You Don’t Have To Go It Alone


Timothy Winans

The Wellness Center at Howard Community College in the Academic Commons.

Timothy Winans, Content Strategist

September is known for many things: the changing seasons, the Harvest Moon, the aggressive marketing of pumpkin spice laced food and beverages. It is also the month to pause and reflect on one of the most preventable tragedies in American society that leads to millions of deaths in United States and is one of the leading causes of death for college students—depression and suicide.

According to the CDC, in 2020, 12.2 million adults in the United States seriously thought about suicide. When asked about COVID-19’s impact on mental health, licensed clinical psychologist and National Clinical Director of Virtual Care for Pathlight Mood & Anxiety Center Dr. Deborah Michel comments, “There are plenty of studies that reflect the fact that we have seen a huge increase in mental health problems across the nation as a result of the pandemic.”

The pandemic amplified a problem that has existed well ahead of any of our lifetimes. That problem is the stigma associated with seeking help for depression, even when millions of people are affected by it.

If there is one positive lesson that has emerged from the coronavirus pandemic, it is that we are all in this together.

HCC Student Government Association President Israah Ansari, when asked about the stigma of seeking help, expresses, “There are people here and in this world who want to help and who genuinely want to see people overcome these kinds of bumps in the road and who are genuinely there for them, so they should turn to that as opposed to keeping it all in.”

“People don’t have to suffer with this,” Dr. Michel adds. “Depression is treatable.”

HCC students Brianna Jackson and Deja Moorman recall their past struggles with mental health, with Jackson noting, “It’s important for people to have something to help transform the pain into a form of self-betterment and love.”

“It’s not wrong to feel the feelings—you’re only human at the end of the day,” Moorman affirms. “Embrace your experiences, but don’t let them eat you up inside.”

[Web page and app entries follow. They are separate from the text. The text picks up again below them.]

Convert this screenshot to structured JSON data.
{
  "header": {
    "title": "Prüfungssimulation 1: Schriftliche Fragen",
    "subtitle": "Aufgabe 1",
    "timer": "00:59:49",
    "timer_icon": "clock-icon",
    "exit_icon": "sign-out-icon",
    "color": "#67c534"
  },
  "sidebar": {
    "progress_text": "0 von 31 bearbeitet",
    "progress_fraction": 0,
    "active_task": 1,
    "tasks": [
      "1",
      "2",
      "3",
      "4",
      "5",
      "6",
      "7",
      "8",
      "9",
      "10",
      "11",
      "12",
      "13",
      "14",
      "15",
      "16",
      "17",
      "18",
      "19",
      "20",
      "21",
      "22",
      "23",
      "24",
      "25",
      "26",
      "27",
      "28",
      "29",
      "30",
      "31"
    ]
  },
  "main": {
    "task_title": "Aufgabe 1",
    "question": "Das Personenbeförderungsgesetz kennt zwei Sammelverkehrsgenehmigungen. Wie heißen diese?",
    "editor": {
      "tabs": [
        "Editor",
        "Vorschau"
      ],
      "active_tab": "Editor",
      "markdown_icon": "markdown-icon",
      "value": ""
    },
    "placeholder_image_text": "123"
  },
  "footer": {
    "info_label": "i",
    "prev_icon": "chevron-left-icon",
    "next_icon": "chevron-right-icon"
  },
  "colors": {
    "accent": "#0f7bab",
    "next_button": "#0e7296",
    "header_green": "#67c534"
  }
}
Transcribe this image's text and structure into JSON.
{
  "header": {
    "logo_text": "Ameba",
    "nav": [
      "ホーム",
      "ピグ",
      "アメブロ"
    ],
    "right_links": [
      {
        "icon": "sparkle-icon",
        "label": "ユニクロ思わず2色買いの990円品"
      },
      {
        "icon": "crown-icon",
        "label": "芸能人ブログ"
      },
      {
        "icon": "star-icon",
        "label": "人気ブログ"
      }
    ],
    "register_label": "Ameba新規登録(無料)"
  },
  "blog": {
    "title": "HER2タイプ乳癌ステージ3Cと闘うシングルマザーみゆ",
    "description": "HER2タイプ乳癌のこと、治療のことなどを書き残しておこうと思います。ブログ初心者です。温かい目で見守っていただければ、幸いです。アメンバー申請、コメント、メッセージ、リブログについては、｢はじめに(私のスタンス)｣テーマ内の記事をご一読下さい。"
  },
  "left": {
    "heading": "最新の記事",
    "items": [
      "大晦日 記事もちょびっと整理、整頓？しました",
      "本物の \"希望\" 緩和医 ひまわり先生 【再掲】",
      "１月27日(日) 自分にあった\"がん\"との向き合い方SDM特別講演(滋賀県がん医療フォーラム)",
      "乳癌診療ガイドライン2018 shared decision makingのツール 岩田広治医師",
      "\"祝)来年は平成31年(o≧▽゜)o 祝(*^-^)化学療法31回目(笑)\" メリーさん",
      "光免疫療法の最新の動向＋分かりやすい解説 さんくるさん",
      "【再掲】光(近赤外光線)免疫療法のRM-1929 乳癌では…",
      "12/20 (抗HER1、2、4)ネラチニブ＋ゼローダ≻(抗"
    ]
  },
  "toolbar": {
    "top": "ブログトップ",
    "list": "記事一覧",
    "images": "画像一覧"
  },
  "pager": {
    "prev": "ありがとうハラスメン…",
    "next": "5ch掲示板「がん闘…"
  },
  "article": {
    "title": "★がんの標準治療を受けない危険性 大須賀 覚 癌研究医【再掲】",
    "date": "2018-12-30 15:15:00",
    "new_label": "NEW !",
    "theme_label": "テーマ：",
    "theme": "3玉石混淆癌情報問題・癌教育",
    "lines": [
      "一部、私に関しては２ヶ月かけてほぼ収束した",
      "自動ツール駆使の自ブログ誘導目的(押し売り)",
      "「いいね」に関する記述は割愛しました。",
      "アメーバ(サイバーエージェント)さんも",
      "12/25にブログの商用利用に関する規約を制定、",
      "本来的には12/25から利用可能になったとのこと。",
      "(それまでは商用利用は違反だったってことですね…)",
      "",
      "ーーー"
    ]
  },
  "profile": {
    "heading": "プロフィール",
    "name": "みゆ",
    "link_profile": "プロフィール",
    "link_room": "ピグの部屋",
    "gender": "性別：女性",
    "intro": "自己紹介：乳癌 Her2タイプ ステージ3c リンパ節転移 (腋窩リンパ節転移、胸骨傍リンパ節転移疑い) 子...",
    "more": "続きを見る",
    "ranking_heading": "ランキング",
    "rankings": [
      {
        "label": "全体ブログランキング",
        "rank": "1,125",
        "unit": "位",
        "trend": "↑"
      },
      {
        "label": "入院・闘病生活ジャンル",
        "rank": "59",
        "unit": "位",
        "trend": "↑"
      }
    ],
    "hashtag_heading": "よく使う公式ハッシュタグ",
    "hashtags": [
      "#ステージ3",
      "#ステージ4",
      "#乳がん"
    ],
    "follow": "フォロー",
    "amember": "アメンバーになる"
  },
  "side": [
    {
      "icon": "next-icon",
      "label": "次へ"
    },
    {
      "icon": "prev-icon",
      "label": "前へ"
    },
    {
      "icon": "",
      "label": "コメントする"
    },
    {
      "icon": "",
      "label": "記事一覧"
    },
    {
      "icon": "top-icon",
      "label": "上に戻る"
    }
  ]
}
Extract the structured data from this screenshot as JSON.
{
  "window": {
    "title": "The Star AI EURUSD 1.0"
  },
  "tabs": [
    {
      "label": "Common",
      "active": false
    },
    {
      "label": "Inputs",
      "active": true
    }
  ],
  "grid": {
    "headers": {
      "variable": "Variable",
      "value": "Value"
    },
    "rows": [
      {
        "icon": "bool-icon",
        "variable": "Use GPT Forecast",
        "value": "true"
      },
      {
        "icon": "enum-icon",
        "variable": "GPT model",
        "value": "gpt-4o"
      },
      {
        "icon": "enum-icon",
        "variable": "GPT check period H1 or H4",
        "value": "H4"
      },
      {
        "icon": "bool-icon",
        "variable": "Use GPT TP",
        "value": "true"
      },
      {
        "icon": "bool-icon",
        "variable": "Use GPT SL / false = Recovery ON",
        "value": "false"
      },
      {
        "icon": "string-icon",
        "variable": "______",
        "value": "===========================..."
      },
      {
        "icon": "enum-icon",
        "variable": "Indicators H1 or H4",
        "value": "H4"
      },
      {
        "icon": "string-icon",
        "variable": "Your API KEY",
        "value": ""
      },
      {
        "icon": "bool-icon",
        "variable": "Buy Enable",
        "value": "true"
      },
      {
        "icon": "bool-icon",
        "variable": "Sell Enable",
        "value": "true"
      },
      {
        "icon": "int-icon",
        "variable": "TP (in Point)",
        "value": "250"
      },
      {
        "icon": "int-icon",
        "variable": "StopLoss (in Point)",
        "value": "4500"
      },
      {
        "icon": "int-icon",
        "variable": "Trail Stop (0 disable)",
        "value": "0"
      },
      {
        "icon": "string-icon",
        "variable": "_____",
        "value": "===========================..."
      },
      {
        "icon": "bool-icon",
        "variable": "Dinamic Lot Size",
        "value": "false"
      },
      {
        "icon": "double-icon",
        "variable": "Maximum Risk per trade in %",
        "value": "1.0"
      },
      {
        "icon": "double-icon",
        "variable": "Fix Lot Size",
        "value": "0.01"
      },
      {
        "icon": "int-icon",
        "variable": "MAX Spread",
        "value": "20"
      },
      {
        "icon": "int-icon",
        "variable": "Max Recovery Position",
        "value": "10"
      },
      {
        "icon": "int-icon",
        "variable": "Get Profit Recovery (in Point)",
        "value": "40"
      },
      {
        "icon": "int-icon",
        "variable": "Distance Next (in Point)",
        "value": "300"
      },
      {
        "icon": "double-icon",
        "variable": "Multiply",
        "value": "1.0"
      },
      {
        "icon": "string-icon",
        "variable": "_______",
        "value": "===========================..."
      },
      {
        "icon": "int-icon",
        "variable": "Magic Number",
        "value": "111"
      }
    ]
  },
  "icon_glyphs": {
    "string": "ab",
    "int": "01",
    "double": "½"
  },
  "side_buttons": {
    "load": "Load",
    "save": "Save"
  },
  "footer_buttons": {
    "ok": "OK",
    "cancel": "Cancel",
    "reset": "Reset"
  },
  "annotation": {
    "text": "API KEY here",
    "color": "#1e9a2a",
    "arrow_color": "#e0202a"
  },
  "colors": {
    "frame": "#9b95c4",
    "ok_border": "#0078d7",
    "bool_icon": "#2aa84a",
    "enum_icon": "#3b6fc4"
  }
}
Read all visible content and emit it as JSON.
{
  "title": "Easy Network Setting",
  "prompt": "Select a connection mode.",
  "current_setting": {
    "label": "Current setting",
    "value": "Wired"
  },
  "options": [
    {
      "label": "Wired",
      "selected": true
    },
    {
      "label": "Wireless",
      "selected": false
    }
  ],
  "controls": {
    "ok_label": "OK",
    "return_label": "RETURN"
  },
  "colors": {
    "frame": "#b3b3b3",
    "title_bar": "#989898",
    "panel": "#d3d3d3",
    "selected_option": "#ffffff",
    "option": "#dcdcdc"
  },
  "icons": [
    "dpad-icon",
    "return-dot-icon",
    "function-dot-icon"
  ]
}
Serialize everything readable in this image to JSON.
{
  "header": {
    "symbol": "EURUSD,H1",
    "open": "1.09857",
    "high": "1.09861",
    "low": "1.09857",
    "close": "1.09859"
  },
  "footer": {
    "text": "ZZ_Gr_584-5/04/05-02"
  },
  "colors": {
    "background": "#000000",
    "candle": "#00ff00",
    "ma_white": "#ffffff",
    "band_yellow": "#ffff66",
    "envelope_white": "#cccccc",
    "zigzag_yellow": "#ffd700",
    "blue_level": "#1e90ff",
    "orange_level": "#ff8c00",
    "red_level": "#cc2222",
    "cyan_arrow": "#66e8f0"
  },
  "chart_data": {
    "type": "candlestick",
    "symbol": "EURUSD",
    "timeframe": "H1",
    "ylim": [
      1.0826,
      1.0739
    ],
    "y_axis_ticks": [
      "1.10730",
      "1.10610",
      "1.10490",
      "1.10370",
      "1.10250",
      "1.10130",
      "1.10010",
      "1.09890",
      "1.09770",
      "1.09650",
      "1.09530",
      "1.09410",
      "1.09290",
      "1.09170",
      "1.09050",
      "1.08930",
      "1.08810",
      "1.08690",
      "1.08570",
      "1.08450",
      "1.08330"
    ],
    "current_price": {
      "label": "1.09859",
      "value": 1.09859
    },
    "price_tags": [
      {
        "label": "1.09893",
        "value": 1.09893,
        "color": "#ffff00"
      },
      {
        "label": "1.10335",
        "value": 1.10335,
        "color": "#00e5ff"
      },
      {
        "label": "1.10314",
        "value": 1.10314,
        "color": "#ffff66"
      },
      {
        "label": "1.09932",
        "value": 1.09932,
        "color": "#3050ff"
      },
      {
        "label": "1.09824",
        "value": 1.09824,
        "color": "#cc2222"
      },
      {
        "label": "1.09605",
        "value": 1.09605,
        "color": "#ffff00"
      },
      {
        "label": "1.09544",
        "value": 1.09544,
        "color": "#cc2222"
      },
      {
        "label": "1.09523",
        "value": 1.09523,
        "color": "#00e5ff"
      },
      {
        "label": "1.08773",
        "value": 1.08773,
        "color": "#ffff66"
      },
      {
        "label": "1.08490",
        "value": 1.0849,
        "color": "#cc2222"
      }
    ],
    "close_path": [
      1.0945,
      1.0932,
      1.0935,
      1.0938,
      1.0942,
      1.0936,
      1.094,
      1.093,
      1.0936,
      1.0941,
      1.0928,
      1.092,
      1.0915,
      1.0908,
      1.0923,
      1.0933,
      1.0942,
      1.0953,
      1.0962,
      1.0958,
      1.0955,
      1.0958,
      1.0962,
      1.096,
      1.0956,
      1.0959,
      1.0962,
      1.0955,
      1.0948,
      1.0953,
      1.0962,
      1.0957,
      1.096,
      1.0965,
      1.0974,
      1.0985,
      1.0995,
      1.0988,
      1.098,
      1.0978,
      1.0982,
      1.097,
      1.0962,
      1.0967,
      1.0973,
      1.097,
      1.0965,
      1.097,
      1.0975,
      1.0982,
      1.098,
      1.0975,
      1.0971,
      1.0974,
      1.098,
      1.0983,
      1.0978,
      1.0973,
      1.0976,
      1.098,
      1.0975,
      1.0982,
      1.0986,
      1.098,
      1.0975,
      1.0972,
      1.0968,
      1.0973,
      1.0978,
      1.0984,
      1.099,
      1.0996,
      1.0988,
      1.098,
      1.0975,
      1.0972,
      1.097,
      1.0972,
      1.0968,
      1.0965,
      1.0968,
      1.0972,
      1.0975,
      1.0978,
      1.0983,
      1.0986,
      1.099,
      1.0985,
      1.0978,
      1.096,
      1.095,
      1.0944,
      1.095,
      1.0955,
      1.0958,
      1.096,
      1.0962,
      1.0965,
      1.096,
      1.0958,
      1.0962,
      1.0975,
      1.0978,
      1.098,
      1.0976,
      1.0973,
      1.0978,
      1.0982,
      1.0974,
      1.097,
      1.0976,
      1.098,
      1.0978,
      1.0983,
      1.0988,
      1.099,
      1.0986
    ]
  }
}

Reflecting on her own experiences with depression, SGA President Ansari shares, “Unfortunately depression and anxiety runs in my family, so I’ve been through some extremely dark times in my life.”

Depression is not a character flaw; it doesn’t mean you’re weak. It is a biologically based illness.

— Deborah M. Michel, PhD, CEDS-S, FAED

“Depression is not a character flaw; it doesn’t mean you’re weak,” clinical psychologist Dr. Michel asserts. “It is a biologically based illness.”

Nearly everyone interviewed for this article stated the most important thing someone can do when experiencing depression or thoughts of suicide is to seek help.

If you think you or someone you know is struggling with depression or thoughts of suicide, consider asking for help at the HCC counseling center, the wellness center, or an external mental healthcare provider like Pathlight Mood & Anxiety Center. The National Suicide Prevention Lifeline can be reached by dialing 988 via call or text, or through a chat session on its official website.